If 2011 taught us anything, it was that eDiscovery could no longer be ignored. There have been a number of court cases in the media over the last 12 months that have highlighted the importance of eDiscovery and compliance to businesses of all sizes. Here is a summary of some of the top eDiscovery cases of 2011.
Accurate eDiscovery for email is essential

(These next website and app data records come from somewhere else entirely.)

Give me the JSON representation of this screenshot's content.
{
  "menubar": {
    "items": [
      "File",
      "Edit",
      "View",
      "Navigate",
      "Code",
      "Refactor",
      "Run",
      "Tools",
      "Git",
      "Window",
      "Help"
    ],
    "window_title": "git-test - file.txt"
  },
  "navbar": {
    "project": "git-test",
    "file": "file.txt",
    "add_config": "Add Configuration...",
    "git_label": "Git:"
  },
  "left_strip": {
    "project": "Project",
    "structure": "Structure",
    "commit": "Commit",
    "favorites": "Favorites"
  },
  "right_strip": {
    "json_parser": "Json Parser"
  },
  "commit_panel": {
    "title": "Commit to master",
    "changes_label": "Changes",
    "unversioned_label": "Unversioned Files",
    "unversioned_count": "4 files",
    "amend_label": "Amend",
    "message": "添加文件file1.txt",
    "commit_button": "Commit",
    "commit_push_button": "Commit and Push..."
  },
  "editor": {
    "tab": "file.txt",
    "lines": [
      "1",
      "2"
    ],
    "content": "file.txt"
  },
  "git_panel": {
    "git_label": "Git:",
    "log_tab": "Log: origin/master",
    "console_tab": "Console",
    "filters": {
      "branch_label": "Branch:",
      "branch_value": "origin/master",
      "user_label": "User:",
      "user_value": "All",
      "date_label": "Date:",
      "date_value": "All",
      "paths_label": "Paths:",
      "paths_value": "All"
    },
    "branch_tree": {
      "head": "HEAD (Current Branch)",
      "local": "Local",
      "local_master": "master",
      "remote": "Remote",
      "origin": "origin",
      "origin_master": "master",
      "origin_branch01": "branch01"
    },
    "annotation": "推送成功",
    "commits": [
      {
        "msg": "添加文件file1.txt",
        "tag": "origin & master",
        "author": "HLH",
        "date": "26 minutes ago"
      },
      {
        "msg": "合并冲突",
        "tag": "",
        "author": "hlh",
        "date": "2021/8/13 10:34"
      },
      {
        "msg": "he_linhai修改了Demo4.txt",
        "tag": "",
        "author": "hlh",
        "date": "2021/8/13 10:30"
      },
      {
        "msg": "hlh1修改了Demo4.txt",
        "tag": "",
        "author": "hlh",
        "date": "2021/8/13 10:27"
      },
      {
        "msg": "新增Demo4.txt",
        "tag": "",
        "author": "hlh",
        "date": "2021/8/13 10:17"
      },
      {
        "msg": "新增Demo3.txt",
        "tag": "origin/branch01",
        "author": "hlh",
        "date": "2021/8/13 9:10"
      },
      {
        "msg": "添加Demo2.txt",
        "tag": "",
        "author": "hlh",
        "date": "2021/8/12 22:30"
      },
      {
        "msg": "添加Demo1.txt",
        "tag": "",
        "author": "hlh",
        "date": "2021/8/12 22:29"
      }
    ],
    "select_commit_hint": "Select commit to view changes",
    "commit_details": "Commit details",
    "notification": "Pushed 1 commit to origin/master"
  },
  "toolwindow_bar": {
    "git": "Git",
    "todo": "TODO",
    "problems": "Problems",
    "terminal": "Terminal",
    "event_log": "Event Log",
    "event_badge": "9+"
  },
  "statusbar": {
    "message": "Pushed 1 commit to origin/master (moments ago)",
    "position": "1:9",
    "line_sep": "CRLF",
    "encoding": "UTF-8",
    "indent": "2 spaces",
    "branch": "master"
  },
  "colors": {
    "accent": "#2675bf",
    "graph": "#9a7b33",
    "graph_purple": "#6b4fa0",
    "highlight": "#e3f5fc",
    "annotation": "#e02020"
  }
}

In DCG Systems v. Checkpoint Technologies, the court adopted the new Model Order on eDiscovery in Patent Cases which was recently declared by the US Court of Appeals for the Federal Circuit. This order basically incorporates principles of proportionality to reduce the production of email in patent litigation. When adopting the order, the court said that email productions should really be scaled back since email is infrequently produced as evidence at trials. As a result, in the future email production requests will be limited to just five search terms and may only span a defined set of five custodians. Email discovery will also wait until eDiscovery has been carried out on the “core documentation” concerning the patent.
What’s the lesson?
The courts are turning towards a system that incorporates proportionality as the touchstone for eDiscovery. This will apply to most fields beyond that of patent litigation. So in future court cases, accurate eDiscovery for email archiving will be vital as there will only be a small amount of email required for defence or prosecutions of the case- this means it should be of the highest quality possible.
Operate retention policies with caution
In Viramontes v US Bancorp, the defendant bank defeated a santions motion because it modified some aspects of it’s email retention policy once it was aware litigation was reasonably foreseeable. The bank had implemented an email retention policy that kept emails for 90 days, after which the emails were overwritten and destroyed. The bank also ensured that this retention policy would be suspended on the occurrence of litigation or any other triggering event. In this way, the bank could establish the reasonableness of it’s policy in litigation circumstances. The “safe harbor” rule came into effect in this case as the bank followed this procedure in good faith, as a result it was protected from court sanctions.
What’s the lesson?
Integrate a policy that suspends certain aspects of document retention policies in the occurrence of eDiscovery disputes. This means that the organization can have a fully defensible retention procedure and be fully protected from court sanctions under the “safe harbor” rule.